▸ What to produce
Exactly as written, print each of the entries.

--- Material provided ---

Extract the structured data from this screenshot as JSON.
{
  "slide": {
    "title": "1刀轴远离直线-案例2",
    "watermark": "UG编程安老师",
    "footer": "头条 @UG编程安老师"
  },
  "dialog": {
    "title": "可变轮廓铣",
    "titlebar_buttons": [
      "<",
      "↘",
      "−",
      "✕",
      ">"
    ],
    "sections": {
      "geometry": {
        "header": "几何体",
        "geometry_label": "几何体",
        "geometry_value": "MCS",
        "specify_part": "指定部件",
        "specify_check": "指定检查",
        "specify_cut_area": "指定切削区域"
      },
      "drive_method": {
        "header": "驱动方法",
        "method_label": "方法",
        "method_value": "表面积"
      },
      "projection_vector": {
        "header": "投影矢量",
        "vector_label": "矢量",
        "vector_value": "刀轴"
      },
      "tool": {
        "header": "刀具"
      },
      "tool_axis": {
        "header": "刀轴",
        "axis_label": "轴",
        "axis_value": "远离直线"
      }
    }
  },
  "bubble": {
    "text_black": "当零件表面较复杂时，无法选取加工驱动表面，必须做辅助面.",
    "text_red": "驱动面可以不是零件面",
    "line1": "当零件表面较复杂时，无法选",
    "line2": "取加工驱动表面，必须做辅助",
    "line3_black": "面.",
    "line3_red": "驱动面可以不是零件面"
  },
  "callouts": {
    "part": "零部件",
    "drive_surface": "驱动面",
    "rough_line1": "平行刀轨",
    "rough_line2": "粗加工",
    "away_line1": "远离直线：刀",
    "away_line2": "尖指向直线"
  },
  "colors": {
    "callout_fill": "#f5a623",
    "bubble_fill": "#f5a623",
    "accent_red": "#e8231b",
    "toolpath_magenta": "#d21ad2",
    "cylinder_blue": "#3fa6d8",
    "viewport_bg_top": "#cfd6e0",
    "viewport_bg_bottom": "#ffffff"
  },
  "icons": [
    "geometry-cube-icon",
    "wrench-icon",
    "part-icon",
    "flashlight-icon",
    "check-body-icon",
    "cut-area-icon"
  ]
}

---

▸ Solution to this task
Extract the structured data from this screenshot as JSON.
{
  "slide": {
    "title": "1刀轴远离直线-案例2",
    "watermark": "UG编程安老师",
    "footer": "头条 @UG编程安老师"
  },
  "dialog": {
    "title": "可变轮廓铣",
    "titlebar_buttons": [
      "<",
      "↘",
      "−",
      "✕",
      ">"
    ],
    "sections": {
      "geometry": {
        "header": "几何体",
        "geometry_label": "几何体",
        "geometry_value": "MCS",
        "specify_part": "指定部件",
        "specify_check": "指定检查",
        "specify_cut_area": "指定切削区域"
      },
      "drive_method": {
        "header": "驱动方法",
        "method_label": "方法",
        "method_value": "表面积"
      },
      "projection_vector": {
        "header": "投影矢量",
        "vector_label": "矢量",
        "vector_value": "刀轴"
      },
      "tool": {
        "header": "刀具"
      },
      "tool_axis": {
        "header": "刀轴",
        "axis_label": "轴",
        "axis_value": "远离直线"
      }
    }
  },
  "bubble": {
    "text_black": "当零件表面较复杂时，无法选取加工驱动表面，必须做辅助面.",
    "text_red": "驱动面可以不是零件面",
    "line1": "当零件表面较复杂时，无法选",
    "line2": "取加工驱动表面，必须做辅助",
    "line3_black": "面.",
    "line3_red": "驱动面可以不是零件面"
  },
  "callouts": {
    "part": "零部件",
    "drive_surface": "驱动面",
    "rough_line1": "平行刀轨",
    "rough_line2": "粗加工",
    "away_line1": "远离直线：刀",
    "away_line2": "尖指向直线"
  },
  "colors": {
    "callout_fill": "#f5a623",
    "bubble_fill": "#f5a623",
    "accent_red": "#e8231b",
    "toolpath_magenta": "#d21ad2",
    "cylinder_blue": "#3fa6d8",
    "viewport_bg_top": "#cfd6e0",
    "viewport_bg_bottom": "#ffffff"
  },
  "icons": [
    "geometry-cube-icon",
    "wrench-icon",
    "part-icon",
    "flashlight-icon",
    "check-body-icon",
    "cut-area-icon"
  ]
}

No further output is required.